Experts already know that not getting enough shut-eye can affect your food choices and how you eat. Getting enough Zzz's can help you lose weight, though. When you're sleep deprived, the opposite happens and you may find yourself putting on the pounds.
Researchers from the Institute of Human Nutrition at Columbia University Medical Center in New York further studied how dietary patterns affect our rest.
The research team recruited 26 normal-weight adults ages 30 to 45 who did not have any sleep issues. They were monitored for 5 nights in a sleep lab, spending 9 hours in bed each evening from 10 p.m. to 7 a.m. The researchers recorded their brain waves.
During the first 4 days, participants ate a controlled diet. On day 5, they made their own food choices.
How long the participants slept didn't differ after the days of controlled eating compared with the day of self-selected food. But their quality of sleep was different. After the day of free eating, they slept worse and took longer to get to sleep, the researchers say.
The study is published in the Journal of Clinical Sleep Medicine.
The trial involved a relatively small number of people for a short period of time.
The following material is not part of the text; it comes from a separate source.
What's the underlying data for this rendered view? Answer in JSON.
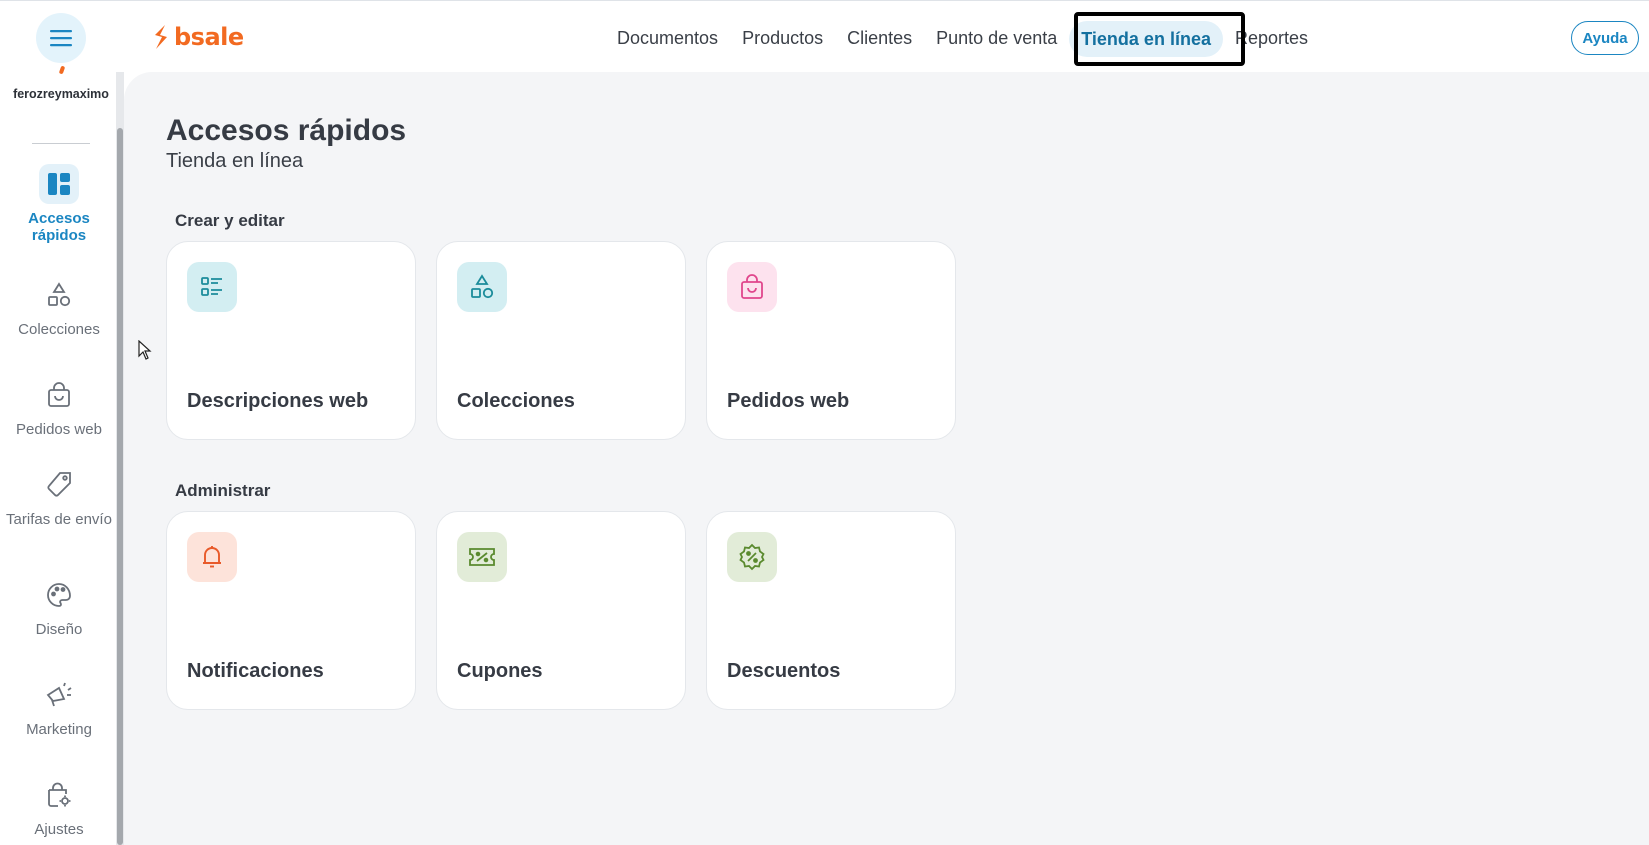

Longer-term studies with more people involved would be needed to confirm the findings.
The study used only people without sleep problems, so the effect on people who already have sleep disorders is unknown.
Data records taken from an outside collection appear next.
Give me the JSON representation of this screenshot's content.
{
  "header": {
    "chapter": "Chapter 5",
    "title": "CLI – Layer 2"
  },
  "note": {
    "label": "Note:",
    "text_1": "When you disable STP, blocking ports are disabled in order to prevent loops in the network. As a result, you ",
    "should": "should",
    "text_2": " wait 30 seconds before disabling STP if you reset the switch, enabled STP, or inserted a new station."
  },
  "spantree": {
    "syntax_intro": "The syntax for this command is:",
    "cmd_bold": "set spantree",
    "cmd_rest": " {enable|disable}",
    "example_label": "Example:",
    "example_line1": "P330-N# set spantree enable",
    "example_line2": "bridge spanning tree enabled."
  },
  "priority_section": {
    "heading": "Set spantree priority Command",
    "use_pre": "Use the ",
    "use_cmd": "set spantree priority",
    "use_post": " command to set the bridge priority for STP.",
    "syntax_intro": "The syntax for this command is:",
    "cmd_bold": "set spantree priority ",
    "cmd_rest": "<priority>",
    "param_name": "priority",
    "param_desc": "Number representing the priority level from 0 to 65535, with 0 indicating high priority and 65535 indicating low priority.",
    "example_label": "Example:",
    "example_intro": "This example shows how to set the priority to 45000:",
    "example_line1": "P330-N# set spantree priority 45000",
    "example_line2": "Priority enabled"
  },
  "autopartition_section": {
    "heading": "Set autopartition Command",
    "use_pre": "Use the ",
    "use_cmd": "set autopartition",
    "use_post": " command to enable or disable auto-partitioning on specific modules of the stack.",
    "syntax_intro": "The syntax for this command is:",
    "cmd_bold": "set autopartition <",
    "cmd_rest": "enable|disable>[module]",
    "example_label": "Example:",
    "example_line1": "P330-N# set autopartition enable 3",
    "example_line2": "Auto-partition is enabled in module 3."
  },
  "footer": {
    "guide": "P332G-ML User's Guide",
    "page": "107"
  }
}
It also didn't examine things like the role of hormones in sleep and the circadian rhythm body clock.
If more research finds that our diets directly affect our shut-eye quality, that might one day lead to diet-based recommendations for people with sleep disorders, including insomnia.
Until then, if you have trouble getting rest at night, it might help to write down what you eat in a "food diary." That may help you spot patterns of eating and sleeping, and you can discuss those with your doctor.